Task objective >> Retype the records that follow, every line exactly as written.

Dataset records >>
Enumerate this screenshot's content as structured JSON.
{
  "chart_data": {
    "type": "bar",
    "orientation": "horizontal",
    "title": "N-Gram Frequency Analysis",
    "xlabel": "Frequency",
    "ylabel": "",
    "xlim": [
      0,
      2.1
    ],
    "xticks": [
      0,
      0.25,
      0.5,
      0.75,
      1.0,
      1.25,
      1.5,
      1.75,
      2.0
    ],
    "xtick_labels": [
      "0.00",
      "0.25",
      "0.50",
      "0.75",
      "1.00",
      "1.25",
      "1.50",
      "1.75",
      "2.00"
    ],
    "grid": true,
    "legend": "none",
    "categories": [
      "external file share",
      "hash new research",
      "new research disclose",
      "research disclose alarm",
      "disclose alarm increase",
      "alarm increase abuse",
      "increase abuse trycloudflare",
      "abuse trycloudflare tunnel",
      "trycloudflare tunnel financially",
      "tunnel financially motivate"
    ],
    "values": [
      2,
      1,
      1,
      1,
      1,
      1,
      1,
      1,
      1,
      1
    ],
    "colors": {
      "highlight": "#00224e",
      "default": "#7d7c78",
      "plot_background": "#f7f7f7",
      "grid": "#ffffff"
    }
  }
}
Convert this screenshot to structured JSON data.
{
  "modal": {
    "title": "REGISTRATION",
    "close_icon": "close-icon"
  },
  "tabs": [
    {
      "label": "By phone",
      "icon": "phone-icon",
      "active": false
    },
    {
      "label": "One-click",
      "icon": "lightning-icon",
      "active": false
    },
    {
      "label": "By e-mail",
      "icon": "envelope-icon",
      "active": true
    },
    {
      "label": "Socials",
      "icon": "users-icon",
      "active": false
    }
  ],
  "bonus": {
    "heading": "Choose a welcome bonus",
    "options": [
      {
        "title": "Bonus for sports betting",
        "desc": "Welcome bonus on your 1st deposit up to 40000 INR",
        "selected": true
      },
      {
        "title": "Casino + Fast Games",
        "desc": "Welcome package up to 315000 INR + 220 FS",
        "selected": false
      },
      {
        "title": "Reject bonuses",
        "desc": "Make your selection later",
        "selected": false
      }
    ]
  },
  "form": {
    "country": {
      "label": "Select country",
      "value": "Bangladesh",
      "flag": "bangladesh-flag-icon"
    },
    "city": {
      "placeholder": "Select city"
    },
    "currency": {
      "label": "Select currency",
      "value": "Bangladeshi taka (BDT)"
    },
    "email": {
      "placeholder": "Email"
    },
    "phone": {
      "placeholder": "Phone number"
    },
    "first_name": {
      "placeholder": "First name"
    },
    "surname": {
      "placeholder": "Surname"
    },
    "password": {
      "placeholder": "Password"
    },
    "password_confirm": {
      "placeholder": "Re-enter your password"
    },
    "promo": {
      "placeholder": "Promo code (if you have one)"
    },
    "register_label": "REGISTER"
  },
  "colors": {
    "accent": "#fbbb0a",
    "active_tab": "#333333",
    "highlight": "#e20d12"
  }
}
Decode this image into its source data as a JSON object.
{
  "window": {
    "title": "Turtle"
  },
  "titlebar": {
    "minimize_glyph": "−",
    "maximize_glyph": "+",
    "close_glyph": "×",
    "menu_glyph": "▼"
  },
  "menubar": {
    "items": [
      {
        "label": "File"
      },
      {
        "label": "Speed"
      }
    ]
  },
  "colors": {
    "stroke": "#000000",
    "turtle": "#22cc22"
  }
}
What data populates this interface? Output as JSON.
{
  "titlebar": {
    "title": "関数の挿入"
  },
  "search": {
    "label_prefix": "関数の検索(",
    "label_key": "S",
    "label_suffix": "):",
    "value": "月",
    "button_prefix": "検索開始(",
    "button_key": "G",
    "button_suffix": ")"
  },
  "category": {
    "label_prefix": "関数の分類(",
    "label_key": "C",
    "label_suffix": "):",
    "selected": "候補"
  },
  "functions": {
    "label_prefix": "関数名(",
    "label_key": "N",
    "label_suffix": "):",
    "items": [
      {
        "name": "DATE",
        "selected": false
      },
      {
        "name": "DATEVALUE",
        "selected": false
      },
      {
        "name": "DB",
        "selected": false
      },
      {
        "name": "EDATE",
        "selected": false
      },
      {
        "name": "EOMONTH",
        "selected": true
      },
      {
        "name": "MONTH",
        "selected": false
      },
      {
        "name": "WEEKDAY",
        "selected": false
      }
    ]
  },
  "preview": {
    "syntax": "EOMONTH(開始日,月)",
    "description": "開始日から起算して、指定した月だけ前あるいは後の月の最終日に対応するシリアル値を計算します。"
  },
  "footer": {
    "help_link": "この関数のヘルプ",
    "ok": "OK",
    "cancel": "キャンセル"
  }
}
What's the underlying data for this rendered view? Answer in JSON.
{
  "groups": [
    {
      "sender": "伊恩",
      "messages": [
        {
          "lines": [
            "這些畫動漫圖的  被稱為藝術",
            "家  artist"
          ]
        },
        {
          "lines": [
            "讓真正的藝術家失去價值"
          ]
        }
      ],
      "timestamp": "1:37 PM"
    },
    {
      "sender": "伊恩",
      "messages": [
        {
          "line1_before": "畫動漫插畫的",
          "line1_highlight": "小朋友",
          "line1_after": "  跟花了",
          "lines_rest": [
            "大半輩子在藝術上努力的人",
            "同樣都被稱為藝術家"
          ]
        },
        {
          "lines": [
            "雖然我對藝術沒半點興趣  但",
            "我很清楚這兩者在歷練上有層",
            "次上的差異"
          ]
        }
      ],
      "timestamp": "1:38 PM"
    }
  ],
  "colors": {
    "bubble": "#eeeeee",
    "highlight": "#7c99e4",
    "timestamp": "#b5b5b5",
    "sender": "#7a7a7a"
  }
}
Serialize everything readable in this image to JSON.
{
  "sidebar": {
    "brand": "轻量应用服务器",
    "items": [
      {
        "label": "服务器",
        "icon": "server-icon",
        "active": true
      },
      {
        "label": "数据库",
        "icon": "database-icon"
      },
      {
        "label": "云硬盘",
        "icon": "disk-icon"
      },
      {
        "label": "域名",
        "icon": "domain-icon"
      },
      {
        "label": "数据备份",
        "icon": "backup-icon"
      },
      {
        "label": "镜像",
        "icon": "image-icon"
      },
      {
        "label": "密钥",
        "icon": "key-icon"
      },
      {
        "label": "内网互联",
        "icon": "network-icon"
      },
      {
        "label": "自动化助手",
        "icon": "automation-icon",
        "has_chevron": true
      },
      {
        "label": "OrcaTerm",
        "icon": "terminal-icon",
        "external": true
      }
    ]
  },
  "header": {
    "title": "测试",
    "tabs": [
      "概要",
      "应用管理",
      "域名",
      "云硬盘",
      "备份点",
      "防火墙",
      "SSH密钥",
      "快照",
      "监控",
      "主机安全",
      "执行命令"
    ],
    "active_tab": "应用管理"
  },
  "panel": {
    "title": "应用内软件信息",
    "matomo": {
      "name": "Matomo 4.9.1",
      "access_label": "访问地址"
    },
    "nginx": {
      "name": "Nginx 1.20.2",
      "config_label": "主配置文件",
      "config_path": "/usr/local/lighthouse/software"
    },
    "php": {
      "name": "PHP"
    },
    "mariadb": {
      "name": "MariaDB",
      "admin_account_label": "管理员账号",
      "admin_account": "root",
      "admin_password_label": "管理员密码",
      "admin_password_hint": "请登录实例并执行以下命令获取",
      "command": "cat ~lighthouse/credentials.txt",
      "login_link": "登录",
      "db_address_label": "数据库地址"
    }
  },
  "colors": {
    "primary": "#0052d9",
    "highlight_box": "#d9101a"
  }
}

Solution >>
Enumerate this screenshot's content as structured JSON.
{
  "chart_data": {
    "type": "bar",
    "orientation": "horizontal",
    "title": "N-Gram Frequency Analysis",
    "xlabel": "Frequency",
    "ylabel": "",
    "xlim": [
      0,
      2.1
    ],
    "xticks": [
      0,
      0.25,
      0.5,
      0.75,
      1.0,
      1.25,
      1.5,
      1.75,
      2.0
    ],
    "xtick_labels": [
      "0.00",
      "0.25",
      "0.50",
      "0.75",
      "1.00",
      "1.25",
      "1.50",
      "1.75",
      "2.00"
    ],
    "grid": true,
    "legend": "none",
    "categories": [
      "external file share",
      "hash new research",
      "new research disclose",
      "research disclose alarm",
      "disclose alarm increase",
      "alarm increase abuse",
      "increase abuse trycloudflare",
      "abuse trycloudflare tunnel",
      "trycloudflare tunnel financially",
      "tunnel financially motivate"
    ],
    "values": [
      2,
      1,
      1,
      1,
      1,
      1,
      1,
      1,
      1,
      1
    ],
    "colors": {
      "highlight": "#00224e",
      "default": "#7d7c78",
      "plot_background": "#f7f7f7",
      "grid": "#ffffff"
    }
  }
}
Convert this screenshot to structured JSON data.
{
  "modal": {
    "title": "REGISTRATION",
    "close_icon": "close-icon"
  },
  "tabs": [
    {
      "label": "By phone",
      "icon": "phone-icon",
      "active": false
    },
    {
      "label": "One-click",
      "icon": "lightning-icon",
      "active": false
    },
    {
      "label": "By e-mail",
      "icon": "envelope-icon",
      "active": true
    },
    {
      "label": "Socials",
      "icon": "users-icon",
      "active": false
    }
  ],
  "bonus": {
    "heading": "Choose a welcome bonus",
    "options": [
      {
        "title": "Bonus for sports betting",
        "desc": "Welcome bonus on your 1st deposit up to 40000 INR",
        "selected": true
      },
      {
        "title": "Casino + Fast Games",
        "desc": "Welcome package up to 315000 INR + 220 FS",
        "selected": false
      },
      {
        "title": "Reject bonuses",
        "desc": "Make your selection later",
        "selected": false
      }
    ]
  },
  "form": {
    "country": {
      "label": "Select country",
      "value": "Bangladesh",
      "flag": "bangladesh-flag-icon"
    },
    "city": {
      "placeholder": "Select city"
    },
    "currency": {
      "label": "Select currency",
      "value": "Bangladeshi taka (BDT)"
    },
    "email": {
      "placeholder": "Email"
    },
    "phone": {
      "placeholder": "Phone number"
    },
    "first_name": {
      "placeholder": "First name"
    },
    "surname": {
      "placeholder": "Surname"
    },
    "password": {
      "placeholder": "Password"
    },
    "password_confirm": {
      "placeholder": "Re-enter your password"
    },
    "promo": {
      "placeholder": "Promo code (if you have one)"
    },
    "register_label": "REGISTER"
  },
  "colors": {
    "accent": "#fbbb0a",
    "active_tab": "#333333",
    "highlight": "#e20d12"
  }
}
Decode this image into its source data as a JSON object.
{
  "window": {
    "title": "Turtle"
  },
  "titlebar": {
    "minimize_glyph": "−",
    "maximize_glyph": "+",
    "close_glyph": "×",
    "menu_glyph": "▼"
  },
  "menubar": {
    "items": [
      {
        "label": "File"
      },
      {
        "label": "Speed"
      }
    ]
  },
  "colors": {
    "stroke": "#000000",
    "turtle": "#22cc22"
  }
}
What data populates this interface? Output as JSON.
{
  "titlebar": {
    "title": "関数の挿入"
  },
  "search": {
    "label_prefix": "関数の検索(",
    "label_key": "S",
    "label_suffix": "):",
    "value": "月",
    "button_prefix": "検索開始(",
    "button_key": "G",
    "button_suffix": ")"
  },
  "category": {
    "label_prefix": "関数の分類(",
    "label_key": "C",
    "label_suffix": "):",
    "selected": "候補"
  },
  "functions": {
    "label_prefix": "関数名(",
    "label_key": "N",
    "label_suffix": "):",
    "items": [
      {
        "name": "DATE",
        "selected": false
      },
      {
        "name": "DATEVALUE",
        "selected": false
      },
      {
        "name": "DB",
        "selected": false
      },
      {
        "name": "EDATE",
        "selected": false
      },
      {
        "name": "EOMONTH",
        "selected": true
      },
      {
        "name": "MONTH",
        "selected": false
      },
      {
        "name": "WEEKDAY",
        "selected": false
      }
    ]
  },
  "preview": {
    "syntax": "EOMONTH(開始日,月)",
    "description": "開始日から起算して、指定した月だけ前あるいは後の月の最終日に対応するシリアル値を計算します。"
  },
  "footer": {
    "help_link": "この関数のヘルプ",
    "ok": "OK",
    "cancel": "キャンセル"
  }
}
What's the underlying data for this rendered view? Answer in JSON.
{
  "groups": [
    {
      "sender": "伊恩",
      "messages": [
        {
          "lines": [
            "這些畫動漫圖的  被稱為藝術",
            "家  artist"
          ]
        },
        {
          "lines": [
            "讓真正的藝術家失去價值"
          ]
        }
      ],
      "timestamp": "1:37 PM"
    },
    {
      "sender": "伊恩",
      "messages": [
        {
          "line1_before": "畫動漫插畫的",
          "line1_highlight": "小朋友",
          "line1_after": "  跟花了",
          "lines_rest": [
            "大半輩子在藝術上努力的人",
            "同樣都被稱為藝術家"
          ]
        },
        {
          "lines": [
            "雖然我對藝術沒半點興趣  但",
            "我很清楚這兩者在歷練上有層",
            "次上的差異"
          ]
        }
      ],
      "timestamp": "1:38 PM"
    }
  ],
  "colors": {
    "bubble": "#eeeeee",
    "highlight": "#7c99e4",
    "timestamp": "#b5b5b5",
    "sender": "#7a7a7a"
  }
}
Serialize everything readable in this image to JSON.
{
  "sidebar": {
    "brand": "轻量应用服务器",
    "items": [
      {
        "label": "服务器",
        "icon": "server-icon",
        "active": true
      },
      {
        "label": "数据库",
        "icon": "database-icon"
      },
      {
        "label": "云硬盘",
        "icon": "disk-icon"
      },
      {
        "label": "域名",
        "icon": "domain-icon"
      },
      {
        "label": "数据备份",
        "icon": "backup-icon"
      },
      {
        "label": "镜像",
        "icon": "image-icon"
      },
      {
        "label": "密钥",
        "icon": "key-icon"
      },
      {
        "label": "内网互联",
        "icon": "network-icon"
      },
      {
        "label": "自动化助手",
        "icon": "automation-icon",
        "has_chevron": true
      },
      {
        "label": "OrcaTerm",
        "icon": "terminal-icon",
        "external": true
      }
    ]
  },
  "header": {
    "title": "测试",
    "tabs": [
      "概要",
      "应用管理",
      "域名",
      "云硬盘",
      "备份点",
      "防火墙",
      "SSH密钥",
      "快照",
      "监控",
      "主机安全",
      "执行命令"
    ],
    "active_tab": "应用管理"
  },
  "panel": {
    "title": "应用内软件信息",
    "matomo": {
      "name": "Matomo 4.9.1",
      "access_label": "访问地址"
    },
    "nginx": {
      "name": "Nginx 1.20.2",
      "config_label": "主配置文件",
      "config_path": "/usr/local/lighthouse/software"
    },
    "php": {
      "name": "PHP"
    },
    "mariadb": {
      "name": "MariaDB",
      "admin_account_label": "管理员账号",
      "admin_account": "root",
      "admin_password_label": "管理员密码",
      "admin_password_hint": "请登录实例并执行以下命令获取",
      "command": "cat ~lighthouse/credentials.txt",
      "login_link": "登录",
      "db_address_label": "数据库地址"
    }
  },
  "colors": {
    "primary": "#0052d9",
    "highlight_box": "#d9101a"
  }
}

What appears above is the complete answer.